Central Bank squeezes large-loan access for second-time buyers

Regulator opts for status quo and moves to retain most rules

House prices are rising at an annual rate of almost 13%.

House prices are rising at an annual rate of almost 13%.


The Central Bank has moved to tighten second-time home buyers’ access to large loans as property prices continue to rebound at pace from the financial crisis.

The regulator decided on Tuesday to retain most elements of existing mortgage-cap rules, though it tweaked a measure to restrict the extent to which second-time and subsequent buyers (SSB) can breach a key loan-to-income cap.

While up to 20 per cent of new mortgage lending for first-time buyers can continue to be above the 3½ times loan-to-income limit, only 10 per cent of SSBs can breach this level from January, said the Central Bank.
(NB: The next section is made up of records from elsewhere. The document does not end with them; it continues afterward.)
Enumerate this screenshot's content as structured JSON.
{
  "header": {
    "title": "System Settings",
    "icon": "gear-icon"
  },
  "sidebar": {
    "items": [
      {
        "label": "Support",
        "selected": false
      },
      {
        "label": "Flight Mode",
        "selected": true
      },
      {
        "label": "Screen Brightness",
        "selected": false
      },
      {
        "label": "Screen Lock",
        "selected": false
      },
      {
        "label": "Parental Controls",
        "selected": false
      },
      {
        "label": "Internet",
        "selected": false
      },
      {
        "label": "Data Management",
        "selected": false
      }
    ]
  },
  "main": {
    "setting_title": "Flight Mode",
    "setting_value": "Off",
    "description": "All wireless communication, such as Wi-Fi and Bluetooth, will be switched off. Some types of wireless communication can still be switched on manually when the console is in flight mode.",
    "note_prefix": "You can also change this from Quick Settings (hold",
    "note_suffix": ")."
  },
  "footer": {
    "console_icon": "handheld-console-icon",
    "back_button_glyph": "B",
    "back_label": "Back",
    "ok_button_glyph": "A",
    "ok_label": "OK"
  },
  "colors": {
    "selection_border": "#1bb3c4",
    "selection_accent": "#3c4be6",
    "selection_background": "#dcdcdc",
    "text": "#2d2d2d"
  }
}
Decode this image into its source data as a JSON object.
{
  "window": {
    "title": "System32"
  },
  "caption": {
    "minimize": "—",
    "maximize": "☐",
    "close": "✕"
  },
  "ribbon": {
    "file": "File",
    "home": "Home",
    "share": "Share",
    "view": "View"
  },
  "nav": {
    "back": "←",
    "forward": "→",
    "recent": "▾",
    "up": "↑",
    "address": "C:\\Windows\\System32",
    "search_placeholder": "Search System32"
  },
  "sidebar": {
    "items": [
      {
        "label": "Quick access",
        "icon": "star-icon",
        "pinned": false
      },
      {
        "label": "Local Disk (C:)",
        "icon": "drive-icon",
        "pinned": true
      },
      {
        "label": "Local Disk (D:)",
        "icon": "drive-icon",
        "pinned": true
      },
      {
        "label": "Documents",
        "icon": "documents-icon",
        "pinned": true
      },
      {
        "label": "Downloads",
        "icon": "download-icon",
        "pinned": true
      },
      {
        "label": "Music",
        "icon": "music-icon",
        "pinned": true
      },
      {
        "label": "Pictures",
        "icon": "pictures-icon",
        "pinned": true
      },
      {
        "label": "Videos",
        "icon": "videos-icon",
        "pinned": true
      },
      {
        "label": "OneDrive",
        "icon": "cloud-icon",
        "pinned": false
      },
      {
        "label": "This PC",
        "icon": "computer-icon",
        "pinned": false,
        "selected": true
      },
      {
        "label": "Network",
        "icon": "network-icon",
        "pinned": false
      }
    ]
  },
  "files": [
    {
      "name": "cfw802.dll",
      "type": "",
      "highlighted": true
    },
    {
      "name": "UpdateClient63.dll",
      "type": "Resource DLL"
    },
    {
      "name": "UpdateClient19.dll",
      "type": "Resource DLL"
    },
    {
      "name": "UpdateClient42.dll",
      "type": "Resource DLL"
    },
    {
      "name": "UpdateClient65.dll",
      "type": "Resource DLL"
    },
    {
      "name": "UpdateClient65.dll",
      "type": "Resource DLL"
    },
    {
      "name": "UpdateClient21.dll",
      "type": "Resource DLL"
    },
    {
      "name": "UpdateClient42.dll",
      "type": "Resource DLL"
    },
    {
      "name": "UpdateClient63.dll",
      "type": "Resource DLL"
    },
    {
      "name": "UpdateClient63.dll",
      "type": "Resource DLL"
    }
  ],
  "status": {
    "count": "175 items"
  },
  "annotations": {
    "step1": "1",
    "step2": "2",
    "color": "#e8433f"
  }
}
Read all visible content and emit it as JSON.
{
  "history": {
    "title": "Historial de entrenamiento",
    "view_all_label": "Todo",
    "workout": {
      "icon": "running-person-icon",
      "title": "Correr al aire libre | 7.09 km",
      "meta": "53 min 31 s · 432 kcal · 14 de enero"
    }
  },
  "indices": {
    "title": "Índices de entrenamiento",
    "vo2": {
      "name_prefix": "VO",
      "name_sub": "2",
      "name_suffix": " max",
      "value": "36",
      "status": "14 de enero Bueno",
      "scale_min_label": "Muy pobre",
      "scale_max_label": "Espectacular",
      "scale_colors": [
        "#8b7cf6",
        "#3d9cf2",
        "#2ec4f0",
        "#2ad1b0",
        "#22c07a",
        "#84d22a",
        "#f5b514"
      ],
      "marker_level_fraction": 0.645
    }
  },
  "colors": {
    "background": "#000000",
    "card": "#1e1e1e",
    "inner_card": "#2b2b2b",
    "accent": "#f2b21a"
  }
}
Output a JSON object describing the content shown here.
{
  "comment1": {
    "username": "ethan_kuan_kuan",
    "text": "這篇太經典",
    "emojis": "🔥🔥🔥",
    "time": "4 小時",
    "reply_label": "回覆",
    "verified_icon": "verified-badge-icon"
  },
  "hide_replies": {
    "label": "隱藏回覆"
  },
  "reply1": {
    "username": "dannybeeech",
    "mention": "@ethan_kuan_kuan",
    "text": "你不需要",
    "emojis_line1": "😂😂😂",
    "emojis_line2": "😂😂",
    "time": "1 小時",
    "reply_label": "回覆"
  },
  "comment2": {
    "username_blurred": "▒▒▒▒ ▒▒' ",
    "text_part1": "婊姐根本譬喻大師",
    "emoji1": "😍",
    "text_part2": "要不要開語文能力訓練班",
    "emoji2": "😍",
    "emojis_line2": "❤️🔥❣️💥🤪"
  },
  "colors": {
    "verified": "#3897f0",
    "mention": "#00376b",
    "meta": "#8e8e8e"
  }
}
Central Bank governor Philip Lane said banks are lending along these lines and the tweak is unlikely to affect house prices. He argued that first-time buyers should enjoy easier access to credit based on income, as they are typically younger and on lower salaries relative to expected future earnings.

The move comes a year after the Central Bank initially adjusted its mortgage cap rules, introduced in early 2015. That change lowered the level of deposits first-time buyers need to build up in order to secure a loan.

The Central Bank governor said there were no current signs of house prices – rising at an annual rate of almost 13 per cent – falling again, as the economy remains strong, household incomes are rising, homes for sale are in short supply and interest rates remain low globally. But he said economic risks, including Brexit and the likelihood of interest rates rising over the medium term, may hit home values eventually.

Meanwhile, the Irish Fiscal Advisory Council, which advises the Government on budgetary matters, has warned that a return to rapid house-building may cause the economy to overheat.

In a report published on Wednesday it says a sharp uptick in construction activity could risk overheating the economy which would require higher taxes to counteract the impact. It signalled that the prospect of house prices easing back as supply grows would not be enough to protect the economy from overheating.